Clayton Osbon was released more than seven months after a March flight from New York to Las Vegas during which passengers said the 49-year-old pilot left the cockpit and ran through the cabin yelling about Jesus and al-Qaeda. The flight was diverted and safely landed in Amarillo, Texas.
Osbon was charged with interference with a flight crew. He was found not guilty by reason of insanity after a forensic neuropsychologist testified in a short, unpublicized trial that Osbon had a "brief psychotic disorder" brought on by lack of sleep. Reports on Osbon's psychiatric evaluations over the past several months have been sealed.
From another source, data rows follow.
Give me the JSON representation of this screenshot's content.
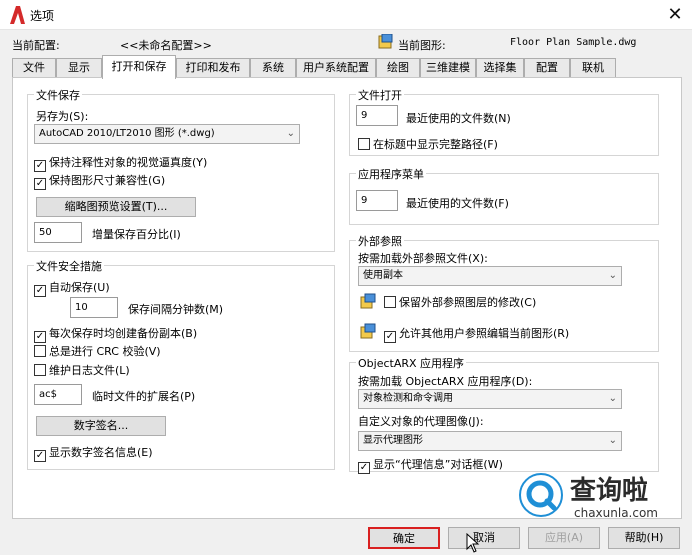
{
  "window": {
    "title": "选项",
    "close_glyph": "✕"
  },
  "profile": {
    "current_profile_label": "当前配置:",
    "current_profile_value": "<<未命名配置>>",
    "current_drawing_label": "当前图形:",
    "current_drawing_value": "Floor Plan Sample.dwg"
  },
  "tabs": [
    {
      "label": "文件"
    },
    {
      "label": "显示"
    },
    {
      "label": "打开和保存",
      "active": true
    },
    {
      "label": "打印和发布"
    },
    {
      "label": "系统"
    },
    {
      "label": "用户系统配置"
    },
    {
      "label": "绘图"
    },
    {
      "label": "三维建模"
    },
    {
      "label": "选择集"
    },
    {
      "label": "配置"
    },
    {
      "label": "联机"
    }
  ],
  "file_save": {
    "title": "文件保存",
    "save_as_label": "另存为(S):",
    "save_as_value": "AutoCAD 2010/LT2010 图形 (*.dwg)",
    "maintain_visual_fidelity": "保持注释性对象的视觉逼真度(Y)",
    "maintain_drawing_size": "保持图形尺寸兼容性(G)",
    "thumbnail_button": "缩略图预览设置(T)...",
    "incremental_value": "50",
    "incremental_label": "增量保存百分比(I)"
  },
  "file_safety": {
    "title": "文件安全措施",
    "autosave": "自动保存(U)",
    "minutes_value": "10",
    "minutes_label": "保存间隔分钟数(M)",
    "backup_copy": "每次保存时均创建备份副本(B)",
    "crc_check": "总是进行 CRC 校验(V)",
    "log_file": "维护日志文件(L)",
    "temp_ext_value": "ac$",
    "temp_ext_label": "临时文件的扩展名(P)",
    "digital_sign_button": "数字签名...",
    "show_digital_sign": "显示数字签名信息(E)"
  },
  "file_open": {
    "title": "文件打开",
    "recent_value": "9",
    "recent_label": "最近使用的文件数(N)",
    "full_path": "在标题中显示完整路径(F)"
  },
  "app_menu": {
    "title": "应用程序菜单",
    "recent_value": "9",
    "recent_label": "最近使用的文件数(F)"
  },
  "xref": {
    "title": "外部参照",
    "demand_load_label": "按需加载外部参照文件(X):",
    "demand_load_value": "使用副本",
    "retain_changes": "保留外部参照图层的修改(C)",
    "allow_edit": "允许其他用户参照编辑当前图形(R)"
  },
  "objectarx": {
    "title": "ObjectARX 应用程序",
    "demand_load_label": "按需加载 ObjectARX 应用程序(D):",
    "demand_load_value": "对象检测和命令调用",
    "proxy_label": "自定义对象的代理图像(J):",
    "proxy_value": "显示代理图形",
    "show_proxy_dialog": "显示“代理信息”对话框(W)"
  },
  "buttons": {
    "ok": "确定",
    "cancel": "取消",
    "apply": "应用(A)",
    "help": "帮助(H)"
  },
  "watermark": {
    "brand": "查询啦",
    "url": "chaxunla.com"
  },
  "colors": {
    "accent_red": "#d92020",
    "watermark_blue": "#1f8fd6"
  }
}
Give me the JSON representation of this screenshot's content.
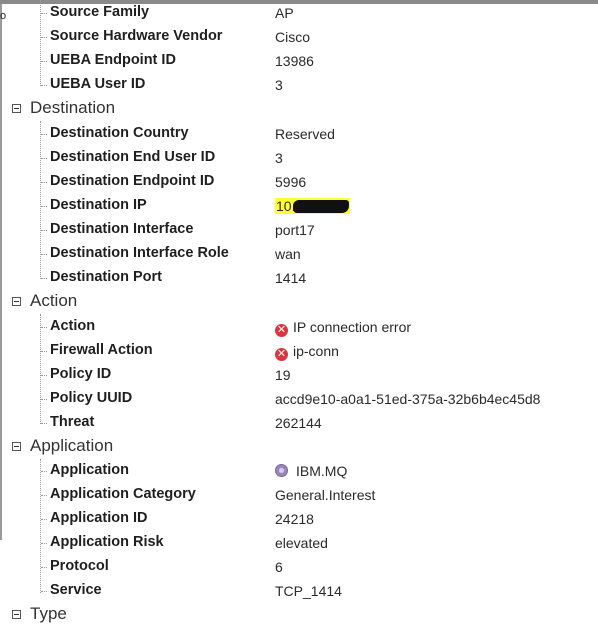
{
  "source": {
    "fields": [
      {
        "label": "Source Family",
        "value": "AP"
      },
      {
        "label": "Source Hardware Vendor",
        "value": "Cisco"
      },
      {
        "label": "UEBA Endpoint ID",
        "value": "13986"
      },
      {
        "label": "UEBA User ID",
        "value": "3"
      }
    ]
  },
  "destination": {
    "title": "Destination",
    "fields": [
      {
        "label": "Destination Country",
        "value": "Reserved"
      },
      {
        "label": "Destination End User ID",
        "value": "3"
      },
      {
        "label": "Destination Endpoint ID",
        "value": "5996"
      },
      {
        "label": "Destination IP",
        "value": "10."
      },
      {
        "label": "Destination Interface",
        "value": "port17"
      },
      {
        "label": "Destination Interface Role",
        "value": "wan"
      },
      {
        "label": "Destination Port",
        "value": "1414"
      }
    ]
  },
  "action": {
    "title": "Action",
    "fields": [
      {
        "label": "Action",
        "value": "IP connection error",
        "icon": "error-icon"
      },
      {
        "label": "Firewall Action",
        "value": "ip-conn",
        "icon": "error-icon"
      },
      {
        "label": "Policy ID",
        "value": "19"
      },
      {
        "label": "Policy UUID",
        "value": "accd9e10-a0a1-51ed-375a-32b6b4ec45d8"
      },
      {
        "label": "Threat",
        "value": "262144"
      }
    ]
  },
  "application": {
    "title": "Application",
    "fields": [
      {
        "label": "Application",
        "value": "IBM.MQ",
        "icon": "application-icon"
      },
      {
        "label": "Application Category",
        "value": "General.Interest"
      },
      {
        "label": "Application ID",
        "value": "24218"
      },
      {
        "label": "Application Risk",
        "value": "elevated"
      },
      {
        "label": "Protocol",
        "value": "6"
      },
      {
        "label": "Service",
        "value": "TCP_1414"
      }
    ]
  },
  "type_section": {
    "title": "Type"
  },
  "edge_glyph": "o",
  "error_glyph": "✕",
  "colors": {
    "error": "#d9363e",
    "highlight": "#ffff33",
    "app_icon": "#9b86b9"
  }
}
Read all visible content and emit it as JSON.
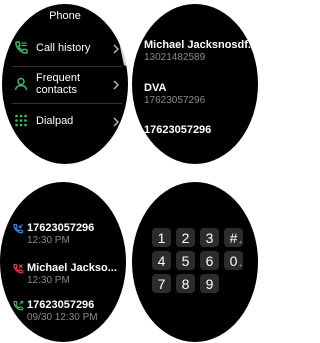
{
  "watch1": {
    "title": "Phone",
    "items": [
      {
        "label": "Call history",
        "icon": "call-history-icon"
      },
      {
        "label": "Frequent contacts",
        "icon": "contact-icon"
      },
      {
        "label": "Dialpad",
        "icon": "dialpad-icon"
      }
    ],
    "colors": {
      "accent": "#3dbd6a"
    }
  },
  "watch2": {
    "contacts": [
      {
        "name": "Michael Jacksnosdf...",
        "number": "13021482589"
      },
      {
        "name": "DVA",
        "number": "17623057296"
      },
      {
        "name": "17623057296",
        "number": ""
      }
    ]
  },
  "watch3": {
    "calls": [
      {
        "title": "17623057296",
        "time": "12:30 PM",
        "icon": "incoming-call-icon",
        "color": "#3a8ee6"
      },
      {
        "title": "Michael Jackso...",
        "time": "12:30 PM",
        "icon": "missed-call-icon",
        "color": "#e8453c"
      },
      {
        "title": "17623057296",
        "time": "09/30 12:30 PM",
        "icon": "outgoing-call-icon",
        "color": "#3dbd6a"
      }
    ]
  },
  "watch4": {
    "keys": [
      {
        "digit": "1",
        "sub": ""
      },
      {
        "digit": "2",
        "sub": ""
      },
      {
        "digit": "3",
        "sub": ""
      },
      {
        "digit": "#",
        "sub": "+"
      },
      {
        "digit": "4",
        "sub": ""
      },
      {
        "digit": "5",
        "sub": ""
      },
      {
        "digit": "6",
        "sub": ""
      },
      {
        "digit": "0",
        "sub": "+"
      },
      {
        "digit": "7",
        "sub": ""
      },
      {
        "digit": "8",
        "sub": ""
      },
      {
        "digit": "9",
        "sub": ""
      }
    ]
  }
}
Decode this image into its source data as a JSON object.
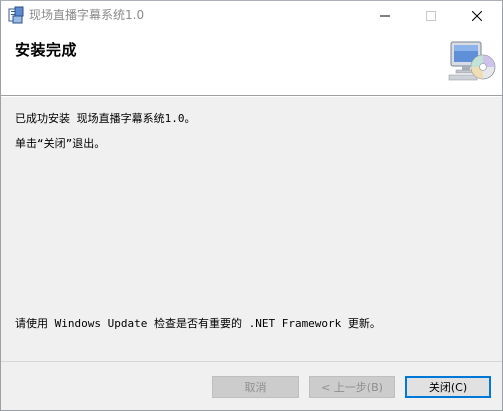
{
  "window": {
    "title": "现场直播字幕系统1.0"
  },
  "header": {
    "title": "安装完成"
  },
  "body": {
    "line1": "已成功安装 现场直播字幕系统1.0。",
    "line2": "单击“关闭”退出。",
    "line3": "请使用 Windows Update 检查是否有重要的 .NET Framework 更新。"
  },
  "buttons": {
    "cancel": "取消",
    "back": "< 上一步(B)",
    "close": "关闭(C)"
  },
  "icons": {
    "app": "installer-icon",
    "header": "computer-cd-icon",
    "minimize": "minimize-icon",
    "maximize": "maximize-icon",
    "close": "close-icon"
  },
  "colors": {
    "default_button_border": "#0078d7",
    "disabled_button_bg": "#cccccc"
  }
}
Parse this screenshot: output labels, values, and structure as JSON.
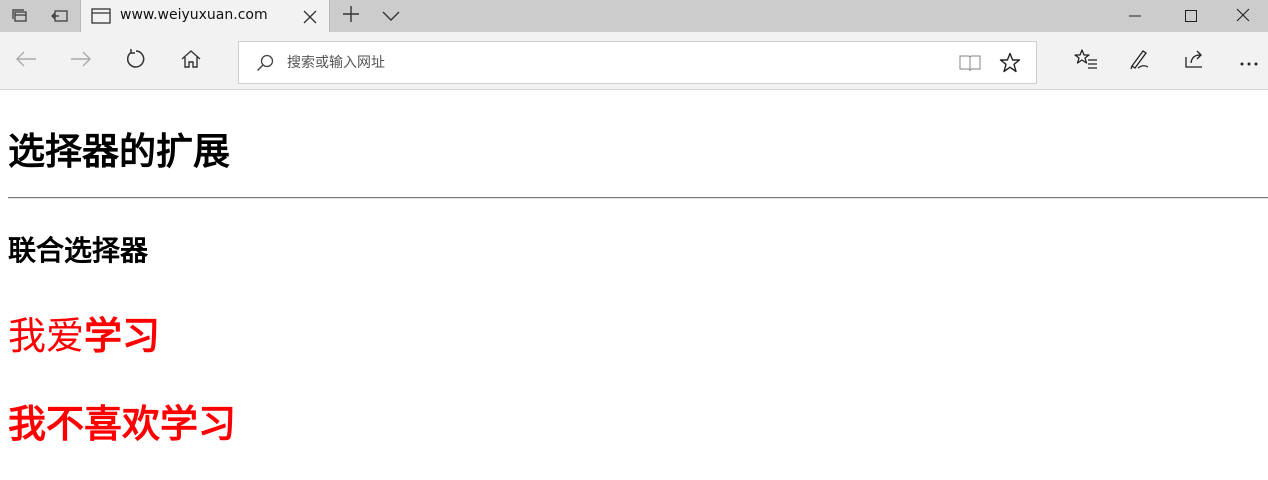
{
  "browser": {
    "tab": {
      "title": "www.weiyuxuan.com"
    },
    "address_bar": {
      "placeholder": "搜索或输入网址",
      "value": ""
    },
    "icons": {
      "set_aside_tabs": "tab-set-aside-icon",
      "show_set_aside": "tabs-aside-icon",
      "tab_page": "page-icon",
      "tab_close": "close-icon",
      "new_tab": "plus-icon",
      "tab_preview": "chevron-down-icon",
      "minimize": "minimize-icon",
      "maximize": "maximize-icon",
      "close_window": "close-icon",
      "back": "back-arrow-icon",
      "forward": "forward-arrow-icon",
      "refresh": "refresh-icon",
      "home": "home-icon",
      "search": "search-icon",
      "reading_view": "book-icon",
      "favorite": "star-icon",
      "favorites_hub": "favorites-list-icon",
      "notes": "pen-icon",
      "share": "share-icon",
      "more": "more-icon"
    },
    "colors": {
      "tab_strip": "#cccccc",
      "toolbar": "#f2f2f2",
      "accent_text": "#ff0000"
    }
  },
  "page": {
    "heading": "选择器的扩展",
    "subheading": "联合选择器",
    "line1": {
      "normal": "我爱",
      "bold": "学习"
    },
    "line2": "我不喜欢学习"
  }
}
Osbon remains a JetBlue employee on inactive duty, but conditions set Friday by U.S. District Judge Mary Lou Robinson say he is not allowed on board any domestic or international flight without permission from the judge or his probation officer and he must forego his licence. The conditions also say he must find regular work, unless his probation officer approves schooling or training instead.
Defence attorney Dean Roper said he did not know what sort of employment Osbon might pursue.
Osbon also is not allowed to communicate with anyone on the flight he disrupted and must participate in a treatment program for alcohol, drug and narcotic dependency, according to the judge's order.
"This is a bad situation for you and your family, but you are fortunate to have the type of immediate support that you have," said Robinson, who could have committed Osbon to a mental health facility.
Osbon appeared at his Friday hearing in a green jail jumpsuit and did not make an extended statement in court. Roper said afterward that he didn't know if Osbon would ever fly again, but was relieved the months-long legal proceeding was at an end.
"It's been a long ordeal for everyone involved, especially Mr. Osbon," Roper said.
Osbon left the federal courthouse without commenting to reporters and was to head back to his home in Georgia later in the day. Osbon and a JetBlue colleague who attended the hearing were making the 1,300-mile road trip together, Roper said.
JetBlue spokeswoman Sharon Jones declined Friday to say whether the judge's order would affect Osbon's status as employed but on inactive duty.
Osbon showed up unusually late for the March 27 flight. The plane was in midair when he told his first officer that they wouldn't make it to their destination, according to court documents.
He began to ramble about religion, scolded air traffic controllers to quiet down, then turned off the radios and dimmed the monitors in the cockpit. He said aloud that "things just don't matter" and encouraged his co-pilot to take a leap of faith.
When he left the cockpit, passengers moved to restrain him. A flight attendant's ribs were bruised in the scuffle, but no one was seriously injured.
At least 10 passengers have sued JetBlue over the episode.
Neuropsychologist Robert E.H. Johnson testified in July that Osbon's psychotic disorder at the time of the flight lasted for about a week afterward, according to a hearing transcript. He determined Osbon suffered from a brief psychotic disorder and delusions "secondary to sleep deprivation." He didn't say how long Osbon had gone without sleeping before boarding the plane, and his psychiatric evaluation of Osbon has been sealed.
Those symptoms made Osbon incapable of understanding why his actions on the flight were wrong, Johnson testified.
After the July trial, Osbon was sent to a prison medical facility in North Carolina for evaluation. Robinson was to decide what happened next for Osbon in August, but instead extended his evaluation period into October after being notified that Osbon had suffered a psychotic episode in prison. She did not say what the nature of the episode was, if it was connected to his previous disorder, or what prompted it.